Those risks don't disappear when you've got a console either - resellers regularly have their time wasted by frustrated non-buyers (something that's easy to see the satisfaction in), which can be harmless but can make them feel vulnerable while it's happening. In turn, he's heard about a reseller who was apparently stabbed during a handover this week, showing that more unacceptable levels of anger are bubbling away at scalpers.
That doesn't mean there's much remorse to be found on their side - Jack clearly doesn't feel there's anything morally wrong with buying up stock like this. If it's anyone's fault, it's the stores for their lack of measures to stop them.
Target the weaklings
In Jack's case, leading up to launch John Lewis seemed a safe bet to have lower protection against bots, given its weaker connection to the gaming scene and assumed lack of preparedness. Finding only one bot that was able to target the site made him more sure that it was a good choice. That suspicion was borne out by 12 completed orders on launch day, four of which were later cancelled. That's 8 consoles secured, plus the four from pre-orders to total up at 12.
Other sites, like Game and Curry's, used queueing systems that stymied more, but not all, bots - some had what Jack called a "queue-skip", which is as advantageous as it sounds, while Tesco seemingly moved its PS5 launch onto a third-party site to avoid crashing any of its other services. That tactic drew "admiration" from Jack and his ilk, but normal buyers would probably point out that it didn't make it any easier to buy a console without cutting the line.
One of the biggest challenges, it turns out, isn't running enough bots to have a chance at getting plenty of consoles, but in having enough cards and addresses to complete orders - Jack namechecks fintech darlings like Revolut and Monzo to explain how he can have had 12 virtual cards ready to go, but delivery addresses generally need borrowing from friends and family.
It'll get worse before it gets better
With consoles going for between £800 and £850 at the moment, that's a large enough profit as it stands right now, most people would agree. Sadly, though, Jack's view is that things aren't going to get any cheaper - with more stock waves before Christmas looking likely to disappear just as quickly, as people get closer to the holiday demand is going to go up, and Jack is of the view that £1,000 will be the minimum going rate in the couple of days before Christmas itself.

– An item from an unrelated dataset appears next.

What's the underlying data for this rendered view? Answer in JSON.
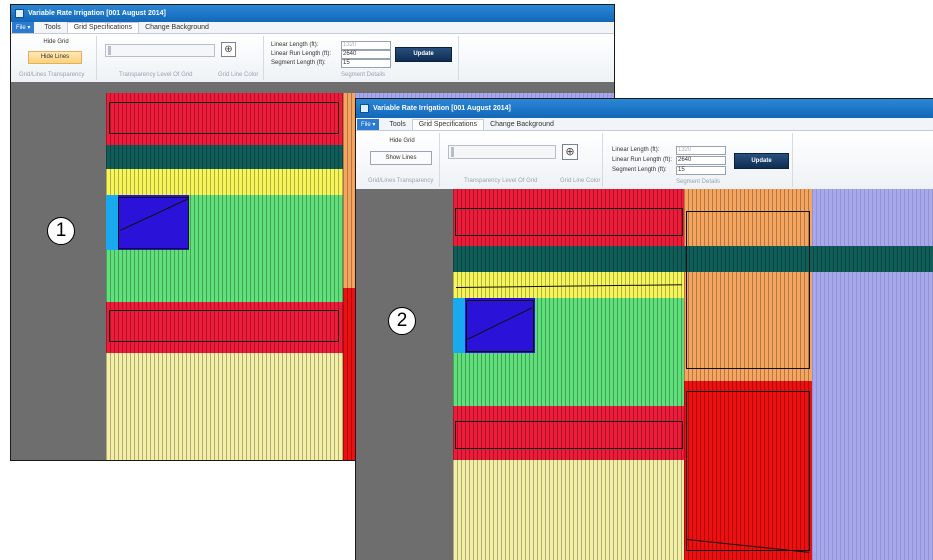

While he's just a fairly experienced reseller, not a market analyst, looking at his estimations on PS5 stock so far, and how they've turned out, you probably wouldn't bet against him being right. That's dispiriting to consider, whatever windfall it means for the canny minds in Jack's reselling Discord.